Construction spending in ticked up in January to a seasonally adjusted annual rate of $1.280 trillion according to data released by the Census Bureau on Wednesday. The rate was 1.3 percent higher than the December estimate of $1.263 million and 0.3 percent higher than the pace in January 2018.

On a non-adjusted basis, the amount spent by both private and public entities was $88.086 billion compared to $95.191 billion in December and $88.504 billion the prior January, an annual decline of 0.5 percent.

Expenditures on construction throughout 2018 totaled $1.293 trillion compared to $1.246 trillion for all of 2017. This was an increase of 3.8 percent. The largest single non-residential expenditure during the year was for construction related to power, $100.180 billion.

Privately funded construction spending was at a seasonally adjusted rate of $966.041 billion in January, up 0.2 percent from December but lagging January 2018 spending by 2.0 percent. Residential spending was at a rate of $511.375 billion, down 0.3 percent and 5.6 percent month-over-month and on an annual basis. Non-adjusted residential spending was down 7.6 percent from a year earlier to $33.756 billion.

Single family spending was off 0.7 percent and 7.2 percent from the two earlier periods to an annual rate of $264.416 billion. On a non-adjusted basis, the month’s expenditures were $18.230 billion compared to $19.725 billion in December and $19.772 billion a year earlier, a -7.8 percent annual difference. Multifamily spending rose 1.4 percent from December to a seasonally adjusted rate of $65.651 billion which is a 12.8 percent year-over-year gain. On an unadjusted basis that spending rose 13.4 percent compared to January 2018.

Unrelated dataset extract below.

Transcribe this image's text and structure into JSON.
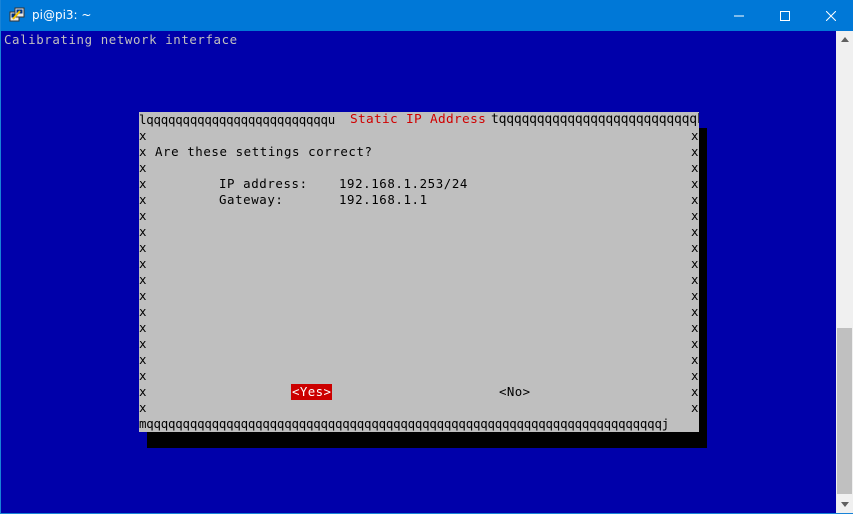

Privately funded construction spending totaled $991.684 billion in 2018 compared to $962.780 in 2017, a 3.0 percent increase. Residential construction spending rose 2.6 percent from $531.657 billion in 2017 to $545.388 billion. Spending on single-family construction was $284.012 billion and multifamily was $60.253 billion. The 2017 numbers were $270.163 billion and $59.945 billion respectively for increases in 2018 of 5.2 percent and 0.5 percent.

Public construction spending was at a seasonally adjusted rate of $313.595 billion, a 4.9 percent increase from December and 8.0 percent higher than the prior January. Residential construction, estimated at $5.776 billion was 4.0 percent above the December number but down 12.7 percent year-over-year.

Public spending for all of 2018 was $301.571 billion compared to $283.220 billion the previous year, a gain of 6.5 percent. Residential spending totaled $6.378 billion versus $6.719 billion, a year-over-year decline of 4.9 percent.

The January construction spending report was the last of the data delayed by the partial government shutdown. The Census Bureau will resume the regular schedule with the February report published on April 1.